On top of that, there are many natural connections that Methuselah has with the world as well these suspected supernatural connections. This might go all the way back to the time of the Ancient Egyptians, in fact. That is to say, in the year 2566 BCE, the most important man in the entire world died and then he was laid to rest in the biggest building on the planet. This was an epic moment in human development and Methuselah was alive when it happened, albeit only as a nine-inch sapling. So, once the mighty Pharaoh breathed his last breath, the carbon dioxide in his lungs was cast adrift into the atmosphere and some of those molecules could have crossed the continents and made their way to Methuselah where they would have landed on the tips of the young tree’s needles. Even if just one of those entered in through a pore, then that molecule would have been split asunder by energy that was drawn in from the Sun, and the carbon would have become part of Methuselah while the oxygen would have been expelled as waste. This is all part of the great circle and cycle of life and death that the old tree has long been part of. The only problem is that climate change threatens to destabilize Methuselah’s Grove. So, the oldest and wisest tree in the world now lives in constant fear, sensing the impending global disruption. I doubt that Methuselah knows that other forms of life will gradually encroach upon the serene sanctuary of the Grove, but the tree can still tell that the world is getting hot in a way that it never has before. After having lived through a full third of the Holocene, the Anthropocene could now bring about the end of the age of the ancient trees, including the death of Methuselah.
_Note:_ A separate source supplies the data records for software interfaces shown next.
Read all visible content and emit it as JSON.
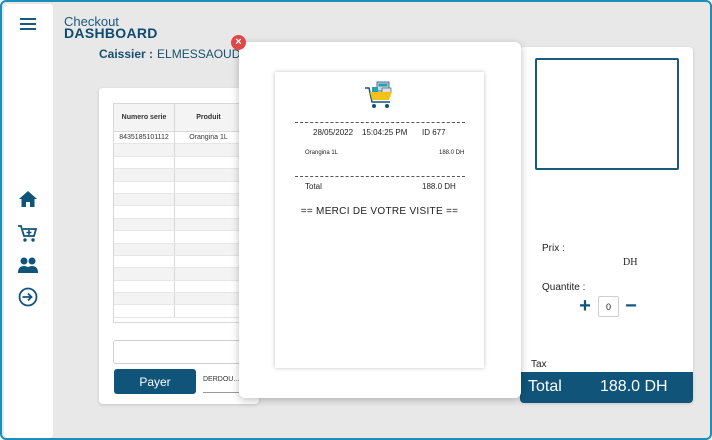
{
  "header": {
    "subtitle": "Checkout",
    "title": "DASHBOARD",
    "cashier_label": "Caissier :",
    "cashier_name": "ELMESSAOUDI"
  },
  "sidebar": {
    "items": [
      {
        "name": "menu",
        "icon": "hamburger-icon"
      },
      {
        "name": "home",
        "icon": "home-icon"
      },
      {
        "name": "cart",
        "icon": "cart-add-icon"
      },
      {
        "name": "users",
        "icon": "users-icon"
      },
      {
        "name": "logout",
        "icon": "logout-icon"
      }
    ]
  },
  "table": {
    "columns": [
      "Numero serie",
      "Produit"
    ],
    "rows": [
      [
        "8435185101112",
        "Orangina 1L"
      ],
      [
        "",
        ""
      ],
      [
        "",
        ""
      ],
      [
        "",
        ""
      ],
      [
        "",
        ""
      ],
      [
        "",
        ""
      ],
      [
        "",
        ""
      ],
      [
        "",
        ""
      ],
      [
        "",
        ""
      ],
      [
        "",
        ""
      ],
      [
        "",
        ""
      ],
      [
        "",
        ""
      ],
      [
        "",
        ""
      ],
      [
        "",
        ""
      ],
      [
        "",
        ""
      ]
    ]
  },
  "pay_button": "Payer",
  "client_select": "DERDOU...",
  "panel": {
    "prix_label": "Prix :",
    "currency": "DH",
    "quantite_label": "Quantite :",
    "quantity_value": "0",
    "plus": "+",
    "minus": "−",
    "tax_label": "Tax",
    "total_label": "Total",
    "total_value": "188.0 DH"
  },
  "receipt": {
    "date": "28/05/2022",
    "time": "15:04:25 PM",
    "id": "ID 677",
    "item_name": "Orangina 1L",
    "item_price": "188.0 DH",
    "total_label": "Total",
    "total_value": "188.0 DH",
    "thanks": "== MERCI DE VOTRE VISITE =="
  },
  "colors": {
    "primary": "#10547a",
    "accent_border": "#1b8fb8",
    "close": "#e04848",
    "logo_yellow": "#f2c21b",
    "logo_teal": "#2a9fb0"
  },
  "modal": {
    "close": "×"
  }
}
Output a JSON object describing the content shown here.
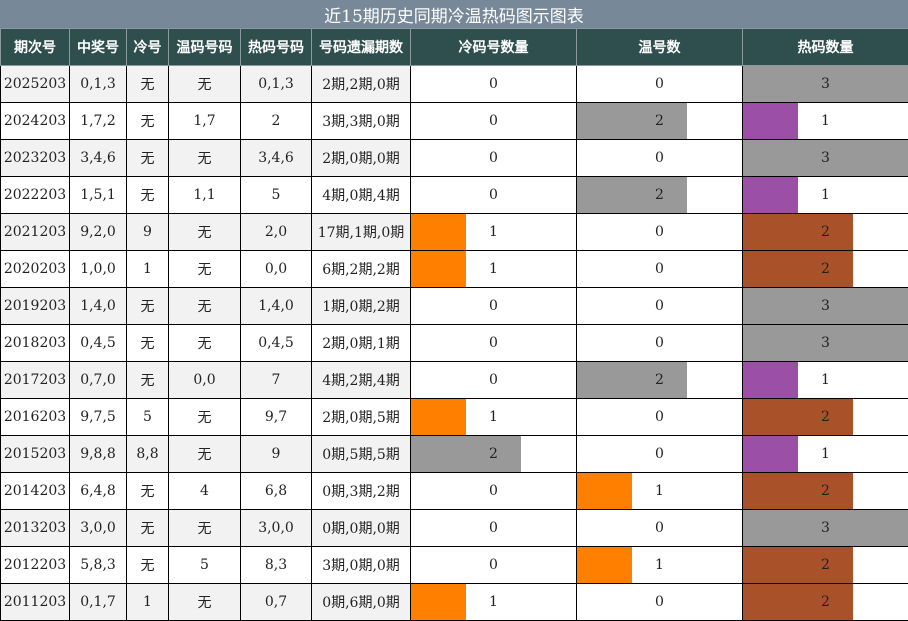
{
  "title": "近15期历史同期冷温热码图示图表",
  "headers": [
    "期次号",
    "中奖号",
    "冷号",
    "温码号码",
    "热码号码",
    "号码遗漏期数",
    "冷码号数量",
    "温号数",
    "热码数量"
  ],
  "colors": {
    "title_bg": "#778899",
    "header_bg": "#2f4f4f",
    "count_1": "#ff8000",
    "count_2": "#999999",
    "count_3": "#999999",
    "hot_1": "#9b4fa6",
    "hot_2": "#a9522a",
    "hot_3": "#999999"
  },
  "chart_data": {
    "type": "table",
    "max_count": 3,
    "rows": [
      {
        "period": "2025203",
        "numbers": "0,1,3",
        "cold": "无",
        "warm": "无",
        "hot": "0,1,3",
        "missing": "2期,2期,0期",
        "cold_count": 0,
        "warm_count": 0,
        "hot_count": 3
      },
      {
        "period": "2024203",
        "numbers": "1,7,2",
        "cold": "无",
        "warm": "1,7",
        "hot": "2",
        "missing": "3期,3期,0期",
        "cold_count": 0,
        "warm_count": 2,
        "hot_count": 1
      },
      {
        "period": "2023203",
        "numbers": "3,4,6",
        "cold": "无",
        "warm": "无",
        "hot": "3,4,6",
        "missing": "2期,0期,0期",
        "cold_count": 0,
        "warm_count": 0,
        "hot_count": 3
      },
      {
        "period": "2022203",
        "numbers": "1,5,1",
        "cold": "无",
        "warm": "1,1",
        "hot": "5",
        "missing": "4期,0期,4期",
        "cold_count": 0,
        "warm_count": 2,
        "hot_count": 1
      },
      {
        "period": "2021203",
        "numbers": "9,2,0",
        "cold": "9",
        "warm": "无",
        "hot": "2,0",
        "missing": "17期,1期,0期",
        "cold_count": 1,
        "warm_count": 0,
        "hot_count": 2
      },
      {
        "period": "2020203",
        "numbers": "1,0,0",
        "cold": "1",
        "warm": "无",
        "hot": "0,0",
        "missing": "6期,2期,2期",
        "cold_count": 1,
        "warm_count": 0,
        "hot_count": 2
      },
      {
        "period": "2019203",
        "numbers": "1,4,0",
        "cold": "无",
        "warm": "无",
        "hot": "1,4,0",
        "missing": "1期,0期,2期",
        "cold_count": 0,
        "warm_count": 0,
        "hot_count": 3
      },
      {
        "period": "2018203",
        "numbers": "0,4,5",
        "cold": "无",
        "warm": "无",
        "hot": "0,4,5",
        "missing": "2期,0期,1期",
        "cold_count": 0,
        "warm_count": 0,
        "hot_count": 3
      },
      {
        "period": "2017203",
        "numbers": "0,7,0",
        "cold": "无",
        "warm": "0,0",
        "hot": "7",
        "missing": "4期,2期,4期",
        "cold_count": 0,
        "warm_count": 2,
        "hot_count": 1
      },
      {
        "period": "2016203",
        "numbers": "9,7,5",
        "cold": "5",
        "warm": "无",
        "hot": "9,7",
        "missing": "2期,0期,5期",
        "cold_count": 1,
        "warm_count": 0,
        "hot_count": 2
      },
      {
        "period": "2015203",
        "numbers": "9,8,8",
        "cold": "8,8",
        "warm": "无",
        "hot": "9",
        "missing": "0期,5期,5期",
        "cold_count": 2,
        "warm_count": 0,
        "hot_count": 1
      },
      {
        "period": "2014203",
        "numbers": "6,4,8",
        "cold": "无",
        "warm": "4",
        "hot": "6,8",
        "missing": "0期,3期,2期",
        "cold_count": 0,
        "warm_count": 1,
        "hot_count": 2
      },
      {
        "period": "2013203",
        "numbers": "3,0,0",
        "cold": "无",
        "warm": "无",
        "hot": "3,0,0",
        "missing": "0期,0期,0期",
        "cold_count": 0,
        "warm_count": 0,
        "hot_count": 3
      },
      {
        "period": "2012203",
        "numbers": "5,8,3",
        "cold": "无",
        "warm": "5",
        "hot": "8,3",
        "missing": "3期,0期,0期",
        "cold_count": 0,
        "warm_count": 1,
        "hot_count": 2
      },
      {
        "period": "2011203",
        "numbers": "0,1,7",
        "cold": "1",
        "warm": "无",
        "hot": "0,7",
        "missing": "0期,6期,0期",
        "cold_count": 1,
        "warm_count": 0,
        "hot_count": 2
      }
    ]
  }
}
Only time will tell just how much longer the oldest tree in the world really has left to live…